2016 MEN’S NCAA SWIMMING & DIVING CHAMPIONSHIPS
- Wednesday, March 23- Saturday, March 26
- Georgia Institute of Technology- Atlanta, GA.
- Psych Sheet
- Live Results
- Live Video
- Championship Central
400 INDIVIDUAL MEDLEY
- NCAA record: 3:34.50- Chase Kalisz, Georgia, 3-28-2014
- American record: 3:34.50- Chase Kalisz, Georgia, 3-28-2014
- S. Open Record: 3:34.50- Chase Kalisz, Georgia, 3-28-2014
- 2015 NCAA Champion: Will Licon (Texas)- 3:36.37
Last season at the NCAA championships, Texas Longhorn Will Licon raced to victory ahead of the defending champ and American Record holder Chase Kalisz. This season, Licon will return to the event without Kalisz, who is redshirting for the Olympic year. He will, however, have to face Cal’s Josh Prenot and Andrew Seliskar. This could turn out to be one of the best races of the meet.
Licon enters the meet a ways back in the seeding. He comes in with a season best 3:42.98 from Big 12s, but it appears Texas didn’t rest for their conference meet. Licon’s killer back half was the big difference maker for him last season. He was the only swimmer under 1:00 on the breaststroke split, so look for him to make big moves at that point in the race. Expect Licon to be much closer to his lifetime best 3:36.37 from his winning race last season.
Prenot, a U.S. National teamer, comes into the meet with a 3:39.94 for 4th seed. Unlike most of the other swimmers at this meet, we didn’t get a chance to see him swim at conference. Prenot was one of a few athletes that Cal coach Dave Durden chose to take to the Orlando Grand Prix for some long course competition, rather than having him swim Pac-12s. His yards best is a 3:38.58 from 2015, and he’ll need to improve on that to win a championship in this event.
Prenot’s teammate Seliskar will make a run at the title in this event as well. Seliskar, a freshman, won this event at Pac-12s with a 3:39.78 to take the 3rd seed headed into NCAAs. His best is a 3:37.52 from his senior championships meet last season. That’s just over a second behind the winning time from last season. Seliskar can swim fast in all 4 strokes, and his lack of a clear weakness in the IM events makes him a serious title contender if he’s on form at this meet.
Georgia’s Jay Litherland and Gunnar Bentz enter the meet as the top 2 seeds, and will make a push for top 3 finishes. Litherland, the 2015 World University Games champion in this event, won the SEC meet in a lifetime best 3:38.68 for the top seed at NCAAs. He blasted the final 100 yards in that event to take the SEC title, so he’ll need to stay within striking range in the front half and capitalize off that freestyle leg again in order to win. Bentz was 3rd in this event at NCAAs last year, and comes in as 2nd seed with a 3:39.61. That’s his lifetime best, improving a few tenths from NCAAs last season.
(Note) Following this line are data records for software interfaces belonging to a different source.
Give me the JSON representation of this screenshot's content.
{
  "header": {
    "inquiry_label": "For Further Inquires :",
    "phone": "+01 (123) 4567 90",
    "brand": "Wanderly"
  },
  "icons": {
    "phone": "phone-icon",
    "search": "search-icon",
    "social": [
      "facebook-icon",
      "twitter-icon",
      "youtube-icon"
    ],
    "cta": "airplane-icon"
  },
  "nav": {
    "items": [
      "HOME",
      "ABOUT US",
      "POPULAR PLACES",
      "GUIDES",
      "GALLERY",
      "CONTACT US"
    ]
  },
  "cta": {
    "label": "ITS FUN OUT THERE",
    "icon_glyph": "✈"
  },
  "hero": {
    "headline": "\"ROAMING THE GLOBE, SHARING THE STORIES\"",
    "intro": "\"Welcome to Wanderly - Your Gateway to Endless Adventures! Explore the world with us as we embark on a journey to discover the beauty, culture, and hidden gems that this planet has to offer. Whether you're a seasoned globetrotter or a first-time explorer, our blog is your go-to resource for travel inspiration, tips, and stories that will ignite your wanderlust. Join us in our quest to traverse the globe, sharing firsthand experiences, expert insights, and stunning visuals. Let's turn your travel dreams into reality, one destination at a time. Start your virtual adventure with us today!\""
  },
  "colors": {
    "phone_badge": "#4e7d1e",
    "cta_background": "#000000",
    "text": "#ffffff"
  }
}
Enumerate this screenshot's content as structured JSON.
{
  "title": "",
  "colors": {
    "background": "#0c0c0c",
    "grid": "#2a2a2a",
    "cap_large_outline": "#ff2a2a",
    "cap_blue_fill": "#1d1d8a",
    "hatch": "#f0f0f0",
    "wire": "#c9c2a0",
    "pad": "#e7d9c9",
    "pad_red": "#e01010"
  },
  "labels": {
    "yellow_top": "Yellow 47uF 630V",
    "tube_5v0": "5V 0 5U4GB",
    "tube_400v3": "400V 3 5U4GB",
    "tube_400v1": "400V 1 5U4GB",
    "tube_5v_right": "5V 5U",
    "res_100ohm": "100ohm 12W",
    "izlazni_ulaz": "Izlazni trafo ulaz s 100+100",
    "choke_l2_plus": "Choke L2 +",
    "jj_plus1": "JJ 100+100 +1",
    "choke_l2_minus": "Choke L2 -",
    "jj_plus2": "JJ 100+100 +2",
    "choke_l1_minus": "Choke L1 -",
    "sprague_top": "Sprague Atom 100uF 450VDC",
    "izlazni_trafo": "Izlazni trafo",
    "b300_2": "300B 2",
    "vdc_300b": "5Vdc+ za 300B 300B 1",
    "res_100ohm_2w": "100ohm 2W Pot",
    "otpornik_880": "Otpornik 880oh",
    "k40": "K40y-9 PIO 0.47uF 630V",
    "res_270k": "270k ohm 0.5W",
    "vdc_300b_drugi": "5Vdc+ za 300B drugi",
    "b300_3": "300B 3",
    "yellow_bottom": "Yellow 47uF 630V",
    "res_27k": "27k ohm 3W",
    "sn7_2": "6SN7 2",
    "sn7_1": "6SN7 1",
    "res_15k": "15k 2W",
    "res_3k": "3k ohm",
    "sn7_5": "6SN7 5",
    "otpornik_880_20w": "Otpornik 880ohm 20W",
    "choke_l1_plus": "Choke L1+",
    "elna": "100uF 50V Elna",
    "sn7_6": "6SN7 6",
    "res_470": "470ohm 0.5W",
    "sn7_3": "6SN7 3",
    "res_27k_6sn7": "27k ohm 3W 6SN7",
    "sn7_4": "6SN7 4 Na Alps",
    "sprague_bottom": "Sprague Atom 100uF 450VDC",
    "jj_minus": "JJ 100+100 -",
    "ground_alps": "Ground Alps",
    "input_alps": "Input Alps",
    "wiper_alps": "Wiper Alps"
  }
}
Stanford sophomore Curtis Ogren and his freshman teammate Abrahm DeVine enter the meet with a pair of 3:40s from the Pac-12 championships. DeVine dropped over 5 seconds from his best time to post a 3:40.20 at that meet, which sets him up as the 5th fastest swimmer headed into NCAAs. Ogren posted a lifetime best 3:40.79 in prelims to take 6th seed. He swam this race at 2015 NCAAs, but was DQed in the consolation final.
The 7th through 10th seeds are bunched within the 3:41 range. Virginia Tech’s Robert Owen and Louisville’s Nolan Tesone round out the top 8 seeds with times of 3:41.08 and 3:41.41, respectively, from the ACC Championships. Those two could end up battling it out again for a top 8 spot this week.
Also up to challenge will be the 9th seed, Jonathan Roberts of Texas. Roberts swam the 200 free last season and placed 34th, but will opt for the 400 IM instead this time around. He’s made huge progress in this event, coming into the 2015-16 season with a 3:48.03. Now he’s cut that down almost 7 seconds to a 3:41.54, which he swam at Big 12s. If he can drop that time down a little further, he could be in for a top 8 finish.
Florida’s Mark Szaranek was 7th in this event last season and enters the meet at 10th. His season best is a 3:41.88 from 2016 SECs, which is right on the 3:41.82 he swam in prelims at last season’s NCAAs to make the top 8. If he can get back down to his best of 3:40.22, he’s got an even better shot at repeating as an All-American.
Top 8 Predictions:
|Place||Swimmer||Seed Time||Best Time|
Darkhorse: Tennessee’s Sam McHugh just missed the top 8 in this event during his freshman season, finishing 9th overall in prelims and then going on to win consols. This season, McHugh is coming in at 19th with a 3:44.27. If he can get back to his best time of 3:40.64 from last year, we could see him competing in the championship final.